##### Data shown

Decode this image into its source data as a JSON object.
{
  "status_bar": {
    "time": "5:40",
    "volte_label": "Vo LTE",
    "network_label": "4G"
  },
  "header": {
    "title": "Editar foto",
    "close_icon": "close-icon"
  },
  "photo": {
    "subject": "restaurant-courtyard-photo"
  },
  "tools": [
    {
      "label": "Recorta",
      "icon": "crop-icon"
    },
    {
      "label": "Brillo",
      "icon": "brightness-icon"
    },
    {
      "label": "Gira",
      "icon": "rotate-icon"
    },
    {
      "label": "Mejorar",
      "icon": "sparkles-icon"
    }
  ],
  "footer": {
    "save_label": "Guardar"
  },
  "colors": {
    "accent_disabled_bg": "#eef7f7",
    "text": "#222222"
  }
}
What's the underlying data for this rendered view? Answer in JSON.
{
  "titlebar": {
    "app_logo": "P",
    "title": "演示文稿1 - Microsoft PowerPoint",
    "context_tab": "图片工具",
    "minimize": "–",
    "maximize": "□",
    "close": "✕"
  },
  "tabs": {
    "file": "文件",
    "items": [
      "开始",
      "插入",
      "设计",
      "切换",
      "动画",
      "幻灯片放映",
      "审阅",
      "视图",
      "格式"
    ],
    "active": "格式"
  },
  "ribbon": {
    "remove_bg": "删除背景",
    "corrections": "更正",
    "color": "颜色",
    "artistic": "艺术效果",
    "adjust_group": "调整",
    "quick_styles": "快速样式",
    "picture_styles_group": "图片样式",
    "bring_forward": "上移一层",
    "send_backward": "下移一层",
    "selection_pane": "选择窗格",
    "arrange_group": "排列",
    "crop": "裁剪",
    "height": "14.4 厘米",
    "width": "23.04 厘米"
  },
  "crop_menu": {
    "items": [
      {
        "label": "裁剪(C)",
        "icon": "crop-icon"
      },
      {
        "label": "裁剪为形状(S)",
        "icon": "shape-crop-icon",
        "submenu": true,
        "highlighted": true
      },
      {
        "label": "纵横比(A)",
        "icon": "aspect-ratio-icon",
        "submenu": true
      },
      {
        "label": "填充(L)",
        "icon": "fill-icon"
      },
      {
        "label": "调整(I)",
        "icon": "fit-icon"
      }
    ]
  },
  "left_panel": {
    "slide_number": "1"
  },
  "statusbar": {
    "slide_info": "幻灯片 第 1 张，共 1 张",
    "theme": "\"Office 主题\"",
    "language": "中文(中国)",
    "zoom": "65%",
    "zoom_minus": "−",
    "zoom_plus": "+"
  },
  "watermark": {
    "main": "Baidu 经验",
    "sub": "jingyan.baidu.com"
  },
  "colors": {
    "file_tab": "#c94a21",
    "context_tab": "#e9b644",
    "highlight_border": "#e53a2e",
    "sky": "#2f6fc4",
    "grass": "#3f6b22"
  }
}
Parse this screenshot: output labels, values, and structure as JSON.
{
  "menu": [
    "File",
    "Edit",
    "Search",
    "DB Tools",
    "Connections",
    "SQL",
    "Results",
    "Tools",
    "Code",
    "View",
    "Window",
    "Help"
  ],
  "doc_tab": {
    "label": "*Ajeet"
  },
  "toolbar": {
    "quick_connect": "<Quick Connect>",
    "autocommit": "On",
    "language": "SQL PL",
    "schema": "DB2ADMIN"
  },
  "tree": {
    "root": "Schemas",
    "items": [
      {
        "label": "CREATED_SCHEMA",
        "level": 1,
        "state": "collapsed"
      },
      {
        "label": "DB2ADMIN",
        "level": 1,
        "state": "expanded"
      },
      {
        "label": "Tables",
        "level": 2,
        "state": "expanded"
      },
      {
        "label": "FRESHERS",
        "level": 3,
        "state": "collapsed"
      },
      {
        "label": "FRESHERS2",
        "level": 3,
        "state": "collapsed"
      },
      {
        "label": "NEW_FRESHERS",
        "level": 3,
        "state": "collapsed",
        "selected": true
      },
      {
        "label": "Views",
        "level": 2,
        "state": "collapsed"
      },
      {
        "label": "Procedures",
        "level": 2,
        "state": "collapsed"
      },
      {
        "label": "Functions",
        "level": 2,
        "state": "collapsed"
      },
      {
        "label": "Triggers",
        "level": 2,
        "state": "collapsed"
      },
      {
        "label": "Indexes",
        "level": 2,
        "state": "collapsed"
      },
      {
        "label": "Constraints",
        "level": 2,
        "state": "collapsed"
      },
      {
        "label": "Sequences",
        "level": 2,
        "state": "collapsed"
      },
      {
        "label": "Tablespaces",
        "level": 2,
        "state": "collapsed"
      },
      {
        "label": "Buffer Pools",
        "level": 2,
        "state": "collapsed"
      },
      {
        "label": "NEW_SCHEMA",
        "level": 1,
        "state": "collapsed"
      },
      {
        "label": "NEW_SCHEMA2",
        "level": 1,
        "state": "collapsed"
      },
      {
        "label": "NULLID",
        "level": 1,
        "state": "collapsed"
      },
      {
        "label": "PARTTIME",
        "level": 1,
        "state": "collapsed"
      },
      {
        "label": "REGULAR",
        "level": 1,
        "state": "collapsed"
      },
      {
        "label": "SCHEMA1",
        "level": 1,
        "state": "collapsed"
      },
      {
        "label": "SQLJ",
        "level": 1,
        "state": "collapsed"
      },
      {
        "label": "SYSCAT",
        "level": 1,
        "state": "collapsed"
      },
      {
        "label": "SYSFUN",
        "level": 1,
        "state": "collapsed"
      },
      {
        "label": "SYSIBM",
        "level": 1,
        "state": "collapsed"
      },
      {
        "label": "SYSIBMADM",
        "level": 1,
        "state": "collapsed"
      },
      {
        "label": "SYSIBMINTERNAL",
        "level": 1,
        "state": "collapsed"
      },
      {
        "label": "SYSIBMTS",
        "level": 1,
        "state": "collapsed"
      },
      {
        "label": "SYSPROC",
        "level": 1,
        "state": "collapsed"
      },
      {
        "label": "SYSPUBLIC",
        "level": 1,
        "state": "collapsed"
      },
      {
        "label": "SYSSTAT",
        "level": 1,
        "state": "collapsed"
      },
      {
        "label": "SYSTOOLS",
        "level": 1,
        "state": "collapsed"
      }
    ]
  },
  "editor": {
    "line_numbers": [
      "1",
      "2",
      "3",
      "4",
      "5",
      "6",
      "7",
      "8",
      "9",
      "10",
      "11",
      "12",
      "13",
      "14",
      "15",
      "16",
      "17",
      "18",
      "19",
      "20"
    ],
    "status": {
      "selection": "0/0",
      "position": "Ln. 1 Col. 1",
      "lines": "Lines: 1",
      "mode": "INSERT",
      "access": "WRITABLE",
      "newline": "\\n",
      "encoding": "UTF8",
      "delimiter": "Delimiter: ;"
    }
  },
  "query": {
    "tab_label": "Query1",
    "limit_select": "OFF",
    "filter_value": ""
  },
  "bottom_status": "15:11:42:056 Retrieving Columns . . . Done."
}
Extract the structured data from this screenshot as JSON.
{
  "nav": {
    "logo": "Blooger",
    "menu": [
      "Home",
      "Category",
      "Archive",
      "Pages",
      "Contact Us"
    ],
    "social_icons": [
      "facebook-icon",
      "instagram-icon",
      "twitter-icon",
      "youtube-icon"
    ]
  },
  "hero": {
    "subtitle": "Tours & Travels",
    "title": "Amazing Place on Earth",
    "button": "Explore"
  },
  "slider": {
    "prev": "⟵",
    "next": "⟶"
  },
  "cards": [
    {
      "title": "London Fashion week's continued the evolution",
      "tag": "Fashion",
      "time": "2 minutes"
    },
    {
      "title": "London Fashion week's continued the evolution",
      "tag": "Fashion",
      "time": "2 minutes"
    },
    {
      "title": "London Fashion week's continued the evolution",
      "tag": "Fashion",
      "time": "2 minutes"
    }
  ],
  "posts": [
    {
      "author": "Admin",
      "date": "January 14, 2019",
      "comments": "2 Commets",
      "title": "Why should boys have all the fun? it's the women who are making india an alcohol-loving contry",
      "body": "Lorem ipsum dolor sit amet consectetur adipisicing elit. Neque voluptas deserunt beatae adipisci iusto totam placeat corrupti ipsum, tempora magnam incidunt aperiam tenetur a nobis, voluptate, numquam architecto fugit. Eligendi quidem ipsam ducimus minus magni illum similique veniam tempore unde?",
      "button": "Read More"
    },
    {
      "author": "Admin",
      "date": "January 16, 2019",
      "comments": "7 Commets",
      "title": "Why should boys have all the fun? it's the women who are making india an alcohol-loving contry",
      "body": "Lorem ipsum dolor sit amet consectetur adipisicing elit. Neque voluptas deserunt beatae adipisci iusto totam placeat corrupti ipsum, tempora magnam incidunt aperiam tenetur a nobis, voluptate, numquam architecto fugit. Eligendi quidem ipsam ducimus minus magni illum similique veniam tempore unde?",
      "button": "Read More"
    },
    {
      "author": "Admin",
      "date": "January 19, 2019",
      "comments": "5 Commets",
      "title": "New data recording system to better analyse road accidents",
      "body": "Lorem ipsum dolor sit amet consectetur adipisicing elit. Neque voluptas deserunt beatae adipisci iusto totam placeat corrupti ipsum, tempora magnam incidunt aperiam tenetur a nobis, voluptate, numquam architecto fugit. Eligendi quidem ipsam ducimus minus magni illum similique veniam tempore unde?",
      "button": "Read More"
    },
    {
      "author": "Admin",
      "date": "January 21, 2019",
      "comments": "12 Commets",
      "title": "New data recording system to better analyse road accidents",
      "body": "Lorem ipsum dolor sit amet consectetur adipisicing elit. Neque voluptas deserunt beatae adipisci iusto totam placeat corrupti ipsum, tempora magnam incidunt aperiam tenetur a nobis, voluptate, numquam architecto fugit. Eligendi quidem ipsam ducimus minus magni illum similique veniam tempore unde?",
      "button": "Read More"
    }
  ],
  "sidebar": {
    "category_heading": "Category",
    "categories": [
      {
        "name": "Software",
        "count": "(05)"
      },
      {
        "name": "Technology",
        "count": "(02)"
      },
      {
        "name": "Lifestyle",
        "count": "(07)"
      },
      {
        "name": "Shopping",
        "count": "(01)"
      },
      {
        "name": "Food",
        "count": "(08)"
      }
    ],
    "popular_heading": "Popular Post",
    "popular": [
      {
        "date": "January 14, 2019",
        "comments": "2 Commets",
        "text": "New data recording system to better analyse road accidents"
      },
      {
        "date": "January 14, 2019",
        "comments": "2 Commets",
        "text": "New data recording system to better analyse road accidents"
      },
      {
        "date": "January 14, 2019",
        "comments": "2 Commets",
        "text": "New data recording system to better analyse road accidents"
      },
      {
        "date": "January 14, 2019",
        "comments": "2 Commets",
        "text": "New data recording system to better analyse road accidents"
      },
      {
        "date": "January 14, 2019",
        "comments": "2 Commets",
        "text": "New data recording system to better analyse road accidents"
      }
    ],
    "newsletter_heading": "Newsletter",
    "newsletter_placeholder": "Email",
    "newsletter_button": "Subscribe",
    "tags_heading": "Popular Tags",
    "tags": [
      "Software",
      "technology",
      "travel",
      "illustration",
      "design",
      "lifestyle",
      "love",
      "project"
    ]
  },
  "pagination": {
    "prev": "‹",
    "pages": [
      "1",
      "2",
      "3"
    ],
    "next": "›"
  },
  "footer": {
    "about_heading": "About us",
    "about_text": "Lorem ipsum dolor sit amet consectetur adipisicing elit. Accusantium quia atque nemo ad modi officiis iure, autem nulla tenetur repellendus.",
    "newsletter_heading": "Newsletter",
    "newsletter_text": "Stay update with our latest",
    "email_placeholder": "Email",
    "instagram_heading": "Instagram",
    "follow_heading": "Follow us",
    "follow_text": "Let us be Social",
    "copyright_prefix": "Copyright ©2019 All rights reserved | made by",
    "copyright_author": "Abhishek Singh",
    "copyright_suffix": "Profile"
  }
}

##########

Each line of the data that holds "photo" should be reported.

  "photo": {
    "subject": "restaurant-courtyard-photo"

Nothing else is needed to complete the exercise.